Your instructions
The entries need to be copied exactly.

Supplied data
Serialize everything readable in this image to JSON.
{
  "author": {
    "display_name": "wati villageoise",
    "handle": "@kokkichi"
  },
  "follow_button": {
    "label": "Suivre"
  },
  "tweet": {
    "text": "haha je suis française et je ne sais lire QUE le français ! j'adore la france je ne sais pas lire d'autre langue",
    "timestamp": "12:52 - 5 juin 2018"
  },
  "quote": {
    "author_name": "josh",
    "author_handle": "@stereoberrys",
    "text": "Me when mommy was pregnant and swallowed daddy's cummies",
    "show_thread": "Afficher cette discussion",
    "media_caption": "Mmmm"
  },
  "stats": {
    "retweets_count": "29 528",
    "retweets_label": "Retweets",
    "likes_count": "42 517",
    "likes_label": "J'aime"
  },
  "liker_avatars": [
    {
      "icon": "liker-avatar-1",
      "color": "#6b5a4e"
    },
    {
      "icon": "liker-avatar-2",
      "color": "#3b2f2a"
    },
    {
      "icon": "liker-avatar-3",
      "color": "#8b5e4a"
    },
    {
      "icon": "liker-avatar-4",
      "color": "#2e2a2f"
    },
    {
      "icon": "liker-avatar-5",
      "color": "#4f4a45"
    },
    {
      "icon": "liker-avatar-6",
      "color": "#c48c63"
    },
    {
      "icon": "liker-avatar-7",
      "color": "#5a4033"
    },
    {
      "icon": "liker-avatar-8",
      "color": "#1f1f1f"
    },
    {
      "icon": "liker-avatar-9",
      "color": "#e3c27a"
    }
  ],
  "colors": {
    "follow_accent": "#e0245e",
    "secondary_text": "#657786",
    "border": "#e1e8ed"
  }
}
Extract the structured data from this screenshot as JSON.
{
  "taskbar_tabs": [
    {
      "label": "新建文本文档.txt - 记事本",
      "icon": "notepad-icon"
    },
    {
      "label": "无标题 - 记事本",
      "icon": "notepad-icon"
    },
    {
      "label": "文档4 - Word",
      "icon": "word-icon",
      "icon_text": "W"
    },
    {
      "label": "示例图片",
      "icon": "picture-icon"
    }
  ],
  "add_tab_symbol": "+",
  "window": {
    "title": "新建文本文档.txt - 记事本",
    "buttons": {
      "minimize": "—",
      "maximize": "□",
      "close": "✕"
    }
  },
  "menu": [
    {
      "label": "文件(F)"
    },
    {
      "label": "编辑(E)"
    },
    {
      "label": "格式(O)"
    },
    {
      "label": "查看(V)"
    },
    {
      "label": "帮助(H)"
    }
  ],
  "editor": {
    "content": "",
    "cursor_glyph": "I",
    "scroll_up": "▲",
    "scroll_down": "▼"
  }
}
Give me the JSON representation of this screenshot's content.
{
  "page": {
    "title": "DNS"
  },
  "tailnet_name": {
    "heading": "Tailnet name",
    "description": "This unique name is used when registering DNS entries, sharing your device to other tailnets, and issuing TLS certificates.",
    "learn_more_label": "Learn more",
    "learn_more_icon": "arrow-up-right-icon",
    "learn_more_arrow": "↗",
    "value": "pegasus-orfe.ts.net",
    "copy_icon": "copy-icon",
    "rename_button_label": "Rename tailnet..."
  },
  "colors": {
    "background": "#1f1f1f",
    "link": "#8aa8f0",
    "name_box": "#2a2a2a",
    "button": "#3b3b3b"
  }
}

Your solution
Serialize everything readable in this image to JSON.
{
  "author": {
    "display_name": "wati villageoise",
    "handle": "@kokkichi"
  },
  "follow_button": {
    "label": "Suivre"
  },
  "tweet": {
    "text": "haha je suis française et je ne sais lire QUE le français ! j'adore la france je ne sais pas lire d'autre langue",
    "timestamp": "12:52 - 5 juin 2018"
  },
  "quote": {
    "author_name": "josh",
    "author_handle": "@stereoberrys",
    "text": "Me when mommy was pregnant and swallowed daddy's cummies",
    "show_thread": "Afficher cette discussion",
    "media_caption": "Mmmm"
  },
  "stats": {
    "retweets_count": "29 528",
    "retweets_label": "Retweets",
    "likes_count": "42 517",
    "likes_label": "J'aime"
  },
  "liker_avatars": [
    {
      "icon": "liker-avatar-1",
      "color": "#6b5a4e"
    },
    {
      "icon": "liker-avatar-2",
      "color": "#3b2f2a"
    },
    {
      "icon": "liker-avatar-3",
      "color": "#8b5e4a"
    },
    {
      "icon": "liker-avatar-4",
      "color": "#2e2a2f"
    },
    {
      "icon": "liker-avatar-5",
      "color": "#4f4a45"
    },
    {
      "icon": "liker-avatar-6",
      "color": "#c48c63"
    },
    {
      "icon": "liker-avatar-7",
      "color": "#5a4033"
    },
    {
      "icon": "liker-avatar-8",
      "color": "#1f1f1f"
    },
    {
      "icon": "liker-avatar-9",
      "color": "#e3c27a"
    }
  ],
  "colors": {
    "follow_accent": "#e0245e",
    "secondary_text": "#657786",
    "border": "#e1e8ed"
  }
}
Extract the structured data from this screenshot as JSON.
{
  "taskbar_tabs": [
    {
      "label": "新建文本文档.txt - 记事本",
      "icon": "notepad-icon"
    },
    {
      "label": "无标题 - 记事本",
      "icon": "notepad-icon"
    },
    {
      "label": "文档4 - Word",
      "icon": "word-icon",
      "icon_text": "W"
    },
    {
      "label": "示例图片",
      "icon": "picture-icon"
    }
  ],
  "add_tab_symbol": "+",
  "window": {
    "title": "新建文本文档.txt - 记事本",
    "buttons": {
      "minimize": "—",
      "maximize": "□",
      "close": "✕"
    }
  },
  "menu": [
    {
      "label": "文件(F)"
    },
    {
      "label": "编辑(E)"
    },
    {
      "label": "格式(O)"
    },
    {
      "label": "查看(V)"
    },
    {
      "label": "帮助(H)"
    }
  ],
  "editor": {
    "content": "",
    "cursor_glyph": "I",
    "scroll_up": "▲",
    "scroll_down": "▼"
  }
}
Give me the JSON representation of this screenshot's content.
{
  "page": {
    "title": "DNS"
  },
  "tailnet_name": {
    "heading": "Tailnet name",
    "description": "This unique name is used when registering DNS entries, sharing your device to other tailnets, and issuing TLS certificates.",
    "learn_more_label": "Learn more",
    "learn_more_icon": "arrow-up-right-icon",
    "learn_more_arrow": "↗",
    "value": "pegasus-orfe.ts.net",
    "copy_icon": "copy-icon",
    "rename_button_label": "Rename tailnet..."
  },
  "colors": {
    "background": "#1f1f1f",
    "link": "#8aa8f0",
    "name_box": "#2a2a2a",
    "button": "#3b3b3b"
  }
}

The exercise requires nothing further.